I realized something during a little playtest of Fourth Edition a few nights ago. It’s the small things that make the biggest difference.
Now, a lot has changed in the style and rules of D&D. The core Races have altered (goodbye Gnome, hello scaly dude), the Classes are different (Bards begone! I summon you, Warlord!) and the game has added a whole new layer of mechanics with it’s Powers.
At the same time though, much of the game is still the same. In fact, it could be argued that 4e hasn’t gone far enough and it should have made the jump to being the whole-scale point-buy system it’s slowly evolving into. But that’s a whole ‘nuther blogpost for another time.
What I realized is that one teeny tiny rule in the whole game has changed, and with it, it’s changed the whole game.
Diagonal movement, I’m looking at you.
Bear with me here. I’m not crazy, I swear. Here’s a quick recap by way of explanation.
In Third Edition, diagonal movement was calculated differently to standard up-down side-to-side movement. Instead of moving 3,4,5 or however many squares, diagonal movement was counted in multiples of 1.5, in some kind of wierd inaccurate homage to Pythagoras. That first square cost 1 “movement point”, the second cost 2, the third 1, the fourth 2, and so on.
One of the many things that 4e does right is fix that. Move one square in any direction, and it costs 1 square. Just adjust for terrain (difficult costs 2 per square), and you’re done.
So here’s the thing.
You don’t need a grid any more!
Read that again, and let it sink in.
Just grab a ruler to measure the inches, and your minis can move anywhere, however the heck they want. No grid needed. Count each full inch of difficult terrain as 2 inches, and move front-of-base to front of base. Go ‘round corners by following the path, and allow free movement of 1” for the shift – the old 3e 5-foot step, reborn.
Getting rid of the grid means getting rid of the battlemat and boardgame mentality. It means that grey tablecloth (the one you washed with your socks by accident. Yes, that one) is your dungeon floor, with books marking dungeon walls. You’re out of Boardgame-land where you’re counting the movement and firmly into Wargame-land with all that entails. Freedom of movement, tactical use of terrain and pure, unadulterated old-school D&D goes back to it’s Chainmail roots fun.

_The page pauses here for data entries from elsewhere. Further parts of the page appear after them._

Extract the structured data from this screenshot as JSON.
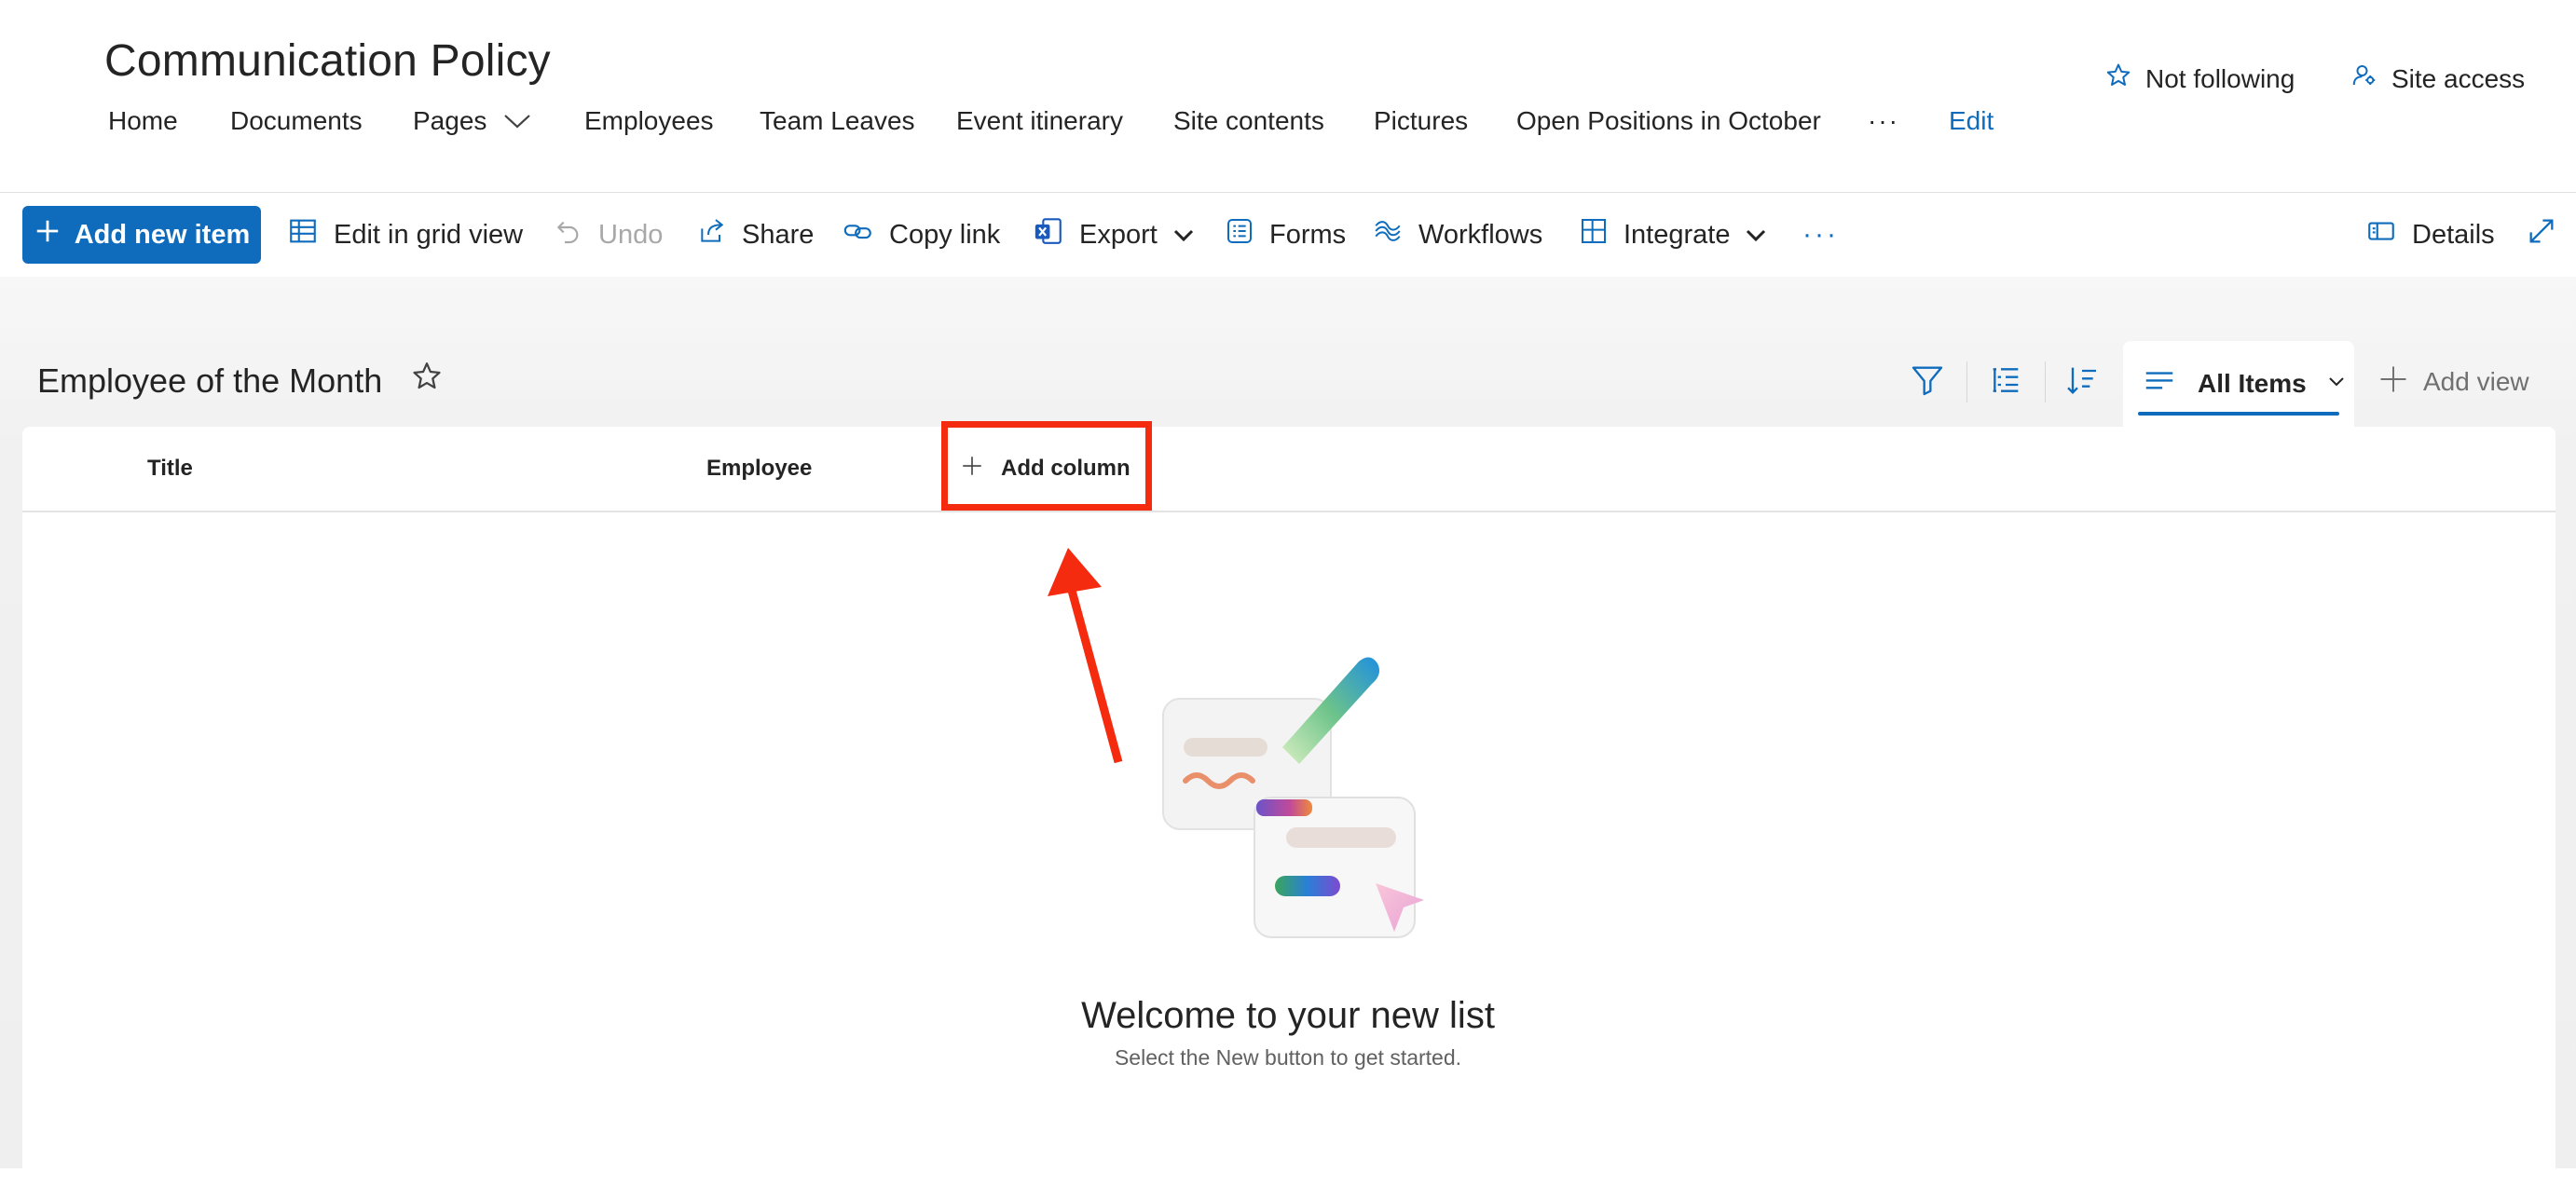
{
  "site": {
    "title": "Communication Policy",
    "nav": {
      "home": "Home",
      "documents": "Documents",
      "pages": "Pages",
      "employees": "Employees",
      "team_leaves": "Team Leaves",
      "event_itinerary": "Event itinerary",
      "site_contents": "Site contents",
      "pictures": "Pictures",
      "open_positions": "Open Positions in October",
      "more": "···",
      "edit": "Edit"
    },
    "not_following": "Not following",
    "site_access": "Site access"
  },
  "toolbar": {
    "add_new_item": "Add new item",
    "edit_grid": "Edit in grid view",
    "undo": "Undo",
    "share": "Share",
    "copy_link": "Copy link",
    "export": "Export",
    "forms": "Forms",
    "workflows": "Workflows",
    "integrate": "Integrate",
    "more": "···",
    "details": "Details"
  },
  "list": {
    "title": "Employee of the Month",
    "view_name": "All Items",
    "add_view": "Add view",
    "columns": {
      "title": "Title",
      "employee": "Employee",
      "add_column": "Add column"
    },
    "empty": {
      "title": "Welcome to your new list",
      "subtitle": "Select the New button to get started."
    }
  },
  "colors": {
    "accent": "#0f6cbd",
    "annotation": "#f42b0f"
  },
  "icons": [
    "star-outline-icon",
    "site-access-icon",
    "chevron-down-icon",
    "plus-icon",
    "grid-icon",
    "undo-icon",
    "share-icon",
    "link-icon",
    "excel-icon",
    "forms-icon",
    "workflows-icon",
    "integrate-icon",
    "details-icon",
    "expand-icon",
    "filter-icon",
    "group-icon",
    "sort-icon",
    "view-lines-icon"
  ]
}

Grab that ruler to check distances for range, blast radius and the like, or – if you’re feeling particularly wargamey – only allow measuring distances after the roll to simulate misjudged ranges.
Taking this a step further, it also means you can use figures of any scale. Grab those 6mm Fantasy Miniatures you’ve been drooling over (check out their 6mm fantasy Range, then faint at the prices – 4 Dark Elf Champions, £0.50. Wonderful!) and create an entire dungeon on your worktop. Set 1 square = 1cm, and you’re good to go. Brilliant! £11.00 will buy you an entire freaking army of 6mm minis – 250 to 300 minis, more than enough to populate your gaming for years to come! Sure, it’s using a wargaming mindset, but with 4e’s role-playing rules to keep the game centred on the heroes at all times.
That’s one heck of a change to the game.
And it’s all down to the way diagonal movement is calculated.